The government called as its expert in aquatic toxicology Dr. Jerome Diamond, who specializes in studies of fresh water rivers and streams. He stated that the toxic metals in the violations in this case are designated as priority pollutants, similar to the pollutants given weight by the court in Powell Duffryn, including chromium, copper, zinc and nickel. Diamond Proffer at 6. The record shows that the metals discharged by ALC can be toxic in small concentrations of only parts per billion, although ALC released toxic discharges of chromium on eight occasions in concentrations of parts per million. Dr. Diamond stated that ALC's closely spaced outfalls, the multiple and recurring violations within a relatively short time frame, and the synergistic effect of metals and pH violations, all combined to pose multiple stresses, the cumulative effect of which were more difficult for aquatic life to withstand.*fn4

ALC's expert, Dr. Lawrence Barnthouse, does not directly disagree with the documented scientific literature, but contends instead that the data are incomplete, and that no definitive conclusion can be reached concerning whether the anticipated effects occurred as a result of ALC's violations. Dr. Barnthouse does not analyze the toxicological properties of the pollutants, but instead looks at the mass loading of ALC's discharges of metals, TSS, and oil and grease over nine years, relative to the full load allowed by its permit limits. Barnthouse Proffer at 3; Figure 3. Dr. Barnthouse's analysis downplays the high concentration violations by averaging them with low concentration discharges over many years. The court finds persuasive Dr. Diamond's response that this analysis overlooks the likely toxicological effect of ALC's violations; it is analogous to arguing that consuming five gallons of alcohol in a single day is not harmful because on average the daily consumption over seven years is within acceptable limits. Diamond Proffer at 15.

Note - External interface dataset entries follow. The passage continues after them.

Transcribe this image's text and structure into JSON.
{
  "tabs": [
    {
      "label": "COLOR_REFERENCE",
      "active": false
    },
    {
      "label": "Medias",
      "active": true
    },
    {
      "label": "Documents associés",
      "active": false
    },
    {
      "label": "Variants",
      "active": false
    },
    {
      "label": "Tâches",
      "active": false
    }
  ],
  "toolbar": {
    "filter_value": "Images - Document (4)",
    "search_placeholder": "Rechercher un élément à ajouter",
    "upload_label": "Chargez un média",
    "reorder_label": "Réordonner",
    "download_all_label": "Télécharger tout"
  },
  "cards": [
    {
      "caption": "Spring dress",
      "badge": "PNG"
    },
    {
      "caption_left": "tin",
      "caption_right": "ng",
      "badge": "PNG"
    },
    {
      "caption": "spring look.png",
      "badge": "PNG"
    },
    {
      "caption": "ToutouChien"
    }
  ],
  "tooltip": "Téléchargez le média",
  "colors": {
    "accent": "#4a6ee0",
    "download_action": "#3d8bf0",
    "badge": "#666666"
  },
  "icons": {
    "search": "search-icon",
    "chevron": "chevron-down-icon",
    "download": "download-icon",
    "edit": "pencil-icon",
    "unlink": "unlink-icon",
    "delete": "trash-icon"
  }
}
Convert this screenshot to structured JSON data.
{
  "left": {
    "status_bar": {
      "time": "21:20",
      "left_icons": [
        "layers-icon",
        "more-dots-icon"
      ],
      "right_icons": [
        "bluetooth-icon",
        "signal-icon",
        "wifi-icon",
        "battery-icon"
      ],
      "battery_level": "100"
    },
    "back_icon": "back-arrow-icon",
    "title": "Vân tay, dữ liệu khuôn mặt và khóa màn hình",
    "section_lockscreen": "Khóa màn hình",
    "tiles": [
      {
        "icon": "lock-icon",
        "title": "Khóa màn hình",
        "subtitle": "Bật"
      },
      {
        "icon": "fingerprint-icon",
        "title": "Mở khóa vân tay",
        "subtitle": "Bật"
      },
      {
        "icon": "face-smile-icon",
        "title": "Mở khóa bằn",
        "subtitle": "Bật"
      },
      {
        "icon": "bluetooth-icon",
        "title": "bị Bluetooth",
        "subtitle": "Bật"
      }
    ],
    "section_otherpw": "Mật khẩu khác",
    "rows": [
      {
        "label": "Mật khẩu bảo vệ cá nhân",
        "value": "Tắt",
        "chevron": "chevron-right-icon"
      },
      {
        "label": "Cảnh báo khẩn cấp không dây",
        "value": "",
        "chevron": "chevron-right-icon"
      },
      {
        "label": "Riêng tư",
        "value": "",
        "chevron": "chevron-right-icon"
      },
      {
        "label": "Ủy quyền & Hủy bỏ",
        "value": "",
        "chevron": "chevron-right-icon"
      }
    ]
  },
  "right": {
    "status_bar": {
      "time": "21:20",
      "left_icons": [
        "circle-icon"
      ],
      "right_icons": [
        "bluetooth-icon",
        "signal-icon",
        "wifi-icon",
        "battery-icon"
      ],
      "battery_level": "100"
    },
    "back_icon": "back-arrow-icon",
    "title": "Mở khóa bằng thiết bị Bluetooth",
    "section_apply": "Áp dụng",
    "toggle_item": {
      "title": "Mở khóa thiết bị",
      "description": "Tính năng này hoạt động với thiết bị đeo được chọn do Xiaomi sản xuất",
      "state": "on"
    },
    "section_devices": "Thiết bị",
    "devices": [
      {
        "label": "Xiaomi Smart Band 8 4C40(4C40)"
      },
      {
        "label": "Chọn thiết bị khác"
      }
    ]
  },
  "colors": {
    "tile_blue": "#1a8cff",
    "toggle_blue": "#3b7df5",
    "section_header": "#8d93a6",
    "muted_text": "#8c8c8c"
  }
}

B. History of the Violations And Good Faith Efforts to Comply.

Two statutory penalty factors, the defendant's "history of violations" and its "good-faith efforts to comply," appropriately may be considered together because they combine the problems the Act addresses with the defendant's reaction to these problems.

1. History of Violations

ALC's 1,122 days of Clean Water Act violations span the years 1990-1997. See Plaintiffs Exhibit P-1. Seven years is comparable to the time spans of violations in other cases where district courts have imposed significant civil penalties under the Act. See, e.g., Powell Duffryn, 913 F.2d at 68 (six years); Smithfield, 972 F. Supp. at 349 (six years); Dean Dairy, 929 F. Supp. at 807 (six years).

In addition, ALC's history of violations extends back at least to the 1980's. As found above, ALC settled almost a thousand Clean Water Act violations with PaDEP in administrative actions. The court considers pollution incidents reported by PaDEP inspectors but not included in the allegations in this case, and the violations resolved by PaDEP consent orders, to fall within the broad range of information available for assessing ALC's history of Clean Water Act violations. See Smithfield, 972 F. Supp. at 349; Dean Dairy, 929 F. Supp. at 807. If we are to consider "any history of violations," as the Act requires, there is no sound reason to exclude any ...


Buy This Entire Record For $7.95

Download the entire decision to receive the complete text, official citation,
docket number, dissents and concurrences, and footnotes for this case.

Learn more about what you receive with purchase of this case.